Teachers' perceptions of thinking skills in the primary curriculum
Volume 77, 2007; Pages 1–13
A study in central Scotland has examined the degree to which thinking skills are taught within the primary curriculum. Quantative data from a questionnaire was gathered from 36 schools, with 127 responses received from individual teachers or pairs of teachers covering all phases of primary education. The questionnaire asked respondents to indicate the degree to which particular types of thinking were encouraged at their school. The types of thinking were categorised as searching for meaning, critical thinking, creative thinking, problem solving, decision making and metacognition. The article lists the subcategories within each type. It includes tables and quantitative summaries of the results. The respondents noted some variation in the degree to which the different thinking skills were taught. The results 'highlighted the lack of a coherent progression of age-specific thinking skills' through the primary years.

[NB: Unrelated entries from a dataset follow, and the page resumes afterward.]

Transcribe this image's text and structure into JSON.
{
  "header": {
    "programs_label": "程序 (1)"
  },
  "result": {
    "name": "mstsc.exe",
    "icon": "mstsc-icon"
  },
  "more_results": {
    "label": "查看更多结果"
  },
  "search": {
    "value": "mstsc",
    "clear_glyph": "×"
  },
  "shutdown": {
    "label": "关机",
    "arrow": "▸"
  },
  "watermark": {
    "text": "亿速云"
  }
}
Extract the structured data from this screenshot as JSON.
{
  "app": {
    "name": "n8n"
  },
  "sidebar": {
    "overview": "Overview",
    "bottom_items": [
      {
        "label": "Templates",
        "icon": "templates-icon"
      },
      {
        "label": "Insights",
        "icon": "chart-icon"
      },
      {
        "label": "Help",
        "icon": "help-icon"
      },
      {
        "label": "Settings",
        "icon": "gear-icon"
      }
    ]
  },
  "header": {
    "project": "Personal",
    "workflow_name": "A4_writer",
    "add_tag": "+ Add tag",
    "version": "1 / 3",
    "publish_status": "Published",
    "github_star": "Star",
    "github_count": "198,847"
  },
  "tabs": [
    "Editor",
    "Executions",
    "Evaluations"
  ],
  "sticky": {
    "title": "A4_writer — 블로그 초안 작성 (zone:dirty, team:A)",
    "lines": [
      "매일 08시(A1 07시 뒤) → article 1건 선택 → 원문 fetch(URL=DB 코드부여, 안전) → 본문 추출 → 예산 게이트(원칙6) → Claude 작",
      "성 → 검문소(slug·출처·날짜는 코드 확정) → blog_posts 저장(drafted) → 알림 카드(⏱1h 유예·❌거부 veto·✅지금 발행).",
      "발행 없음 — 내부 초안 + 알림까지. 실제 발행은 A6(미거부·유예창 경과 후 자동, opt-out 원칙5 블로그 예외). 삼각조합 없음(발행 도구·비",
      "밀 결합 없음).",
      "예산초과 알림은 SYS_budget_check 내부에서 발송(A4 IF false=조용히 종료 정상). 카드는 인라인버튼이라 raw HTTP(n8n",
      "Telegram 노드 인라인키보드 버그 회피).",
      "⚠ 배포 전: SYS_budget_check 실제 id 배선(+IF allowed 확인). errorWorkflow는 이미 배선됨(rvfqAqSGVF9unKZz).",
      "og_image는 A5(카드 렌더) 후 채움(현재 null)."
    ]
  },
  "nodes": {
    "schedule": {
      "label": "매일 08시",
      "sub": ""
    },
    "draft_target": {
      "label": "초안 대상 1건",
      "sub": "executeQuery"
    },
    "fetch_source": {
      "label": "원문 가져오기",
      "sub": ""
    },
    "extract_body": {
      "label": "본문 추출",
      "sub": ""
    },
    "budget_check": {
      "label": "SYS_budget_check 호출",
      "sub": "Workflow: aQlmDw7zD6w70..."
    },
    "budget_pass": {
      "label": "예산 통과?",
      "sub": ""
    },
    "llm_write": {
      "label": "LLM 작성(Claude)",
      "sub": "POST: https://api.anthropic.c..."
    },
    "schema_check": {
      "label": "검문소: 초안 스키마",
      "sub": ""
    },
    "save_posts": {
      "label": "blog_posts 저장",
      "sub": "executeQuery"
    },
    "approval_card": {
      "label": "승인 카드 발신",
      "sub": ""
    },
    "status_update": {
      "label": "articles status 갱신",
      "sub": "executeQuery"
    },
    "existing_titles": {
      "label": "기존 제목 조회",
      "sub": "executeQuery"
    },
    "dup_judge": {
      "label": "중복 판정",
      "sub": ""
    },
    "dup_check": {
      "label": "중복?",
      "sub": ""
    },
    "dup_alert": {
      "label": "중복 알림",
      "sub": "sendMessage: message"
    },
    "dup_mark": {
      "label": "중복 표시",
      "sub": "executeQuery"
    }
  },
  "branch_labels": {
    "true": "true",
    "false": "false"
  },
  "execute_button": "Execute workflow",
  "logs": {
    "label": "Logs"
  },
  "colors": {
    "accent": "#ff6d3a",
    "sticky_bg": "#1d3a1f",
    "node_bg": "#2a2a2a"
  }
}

Thinkng skills can also be encouraged through involvement of students in initiatives such as assessment for learning and citizenship education.
Subject HeadingsThought and thinking
Promoting discourse about sociocientific issues through scaffolded inquiry
Volume 29 Number 11, 2007; Pages 1387–1410
The inclusion of Socio-scientific Issues (SSI) in the school science curriculum empowers students to analyse scientific arguments critically and engage with scientific issues affecting society. To do this, students must develop clear understandings of the Nature of Science (NOS). A recent study has attempted to examine the extent to which students use their knowledge of the NOS in SSI arguments. In the USA, 36 science students in Years 9-12 took part in an SSI unit on genetically modified foods via Web-based Inquiry Science Environment (WISE) activities. The WISE activities required students to read several scientific articles about the controversy surrounding genetically modified foods. Prior to these SSI activities, students were introduced to a number of issues involving the NOS, such as the tentativeness of science, the validity and reliability of scientific claims, objectivity/subjectivity, and the role of government and special interest groups in science. As they completed the activities, students answered questions about the NOS in a workbook. Afterwards, students were organised into three groups for a ‘policy making’ debate. The study found that students’ conceptualisations of the NOS fell into two categories. Most students understood the ‘developmental/tentative’ NOS to some extent, recognising the difficulty of predicting outcomes in science due to the impossibility of controlling all possible variables. All students in the study conveyed some understanding of the ‘subjective and creative scientist’ NOS concept, demonstrating awareness of the involvement of personal motives, moral values, and data collection and analysis methods in determining a scientist’s argument. However, the study found that students struggled to apply their ideas about the NOS when evaluating scientific claims or when making arguments during the policy debate. Students should receive explicit instruction in argument structure and in what constitutes scientific evidence.
Key Learning AreasScience
Subject HeadingsInquiry based learning
There are no Conferences available in this issue.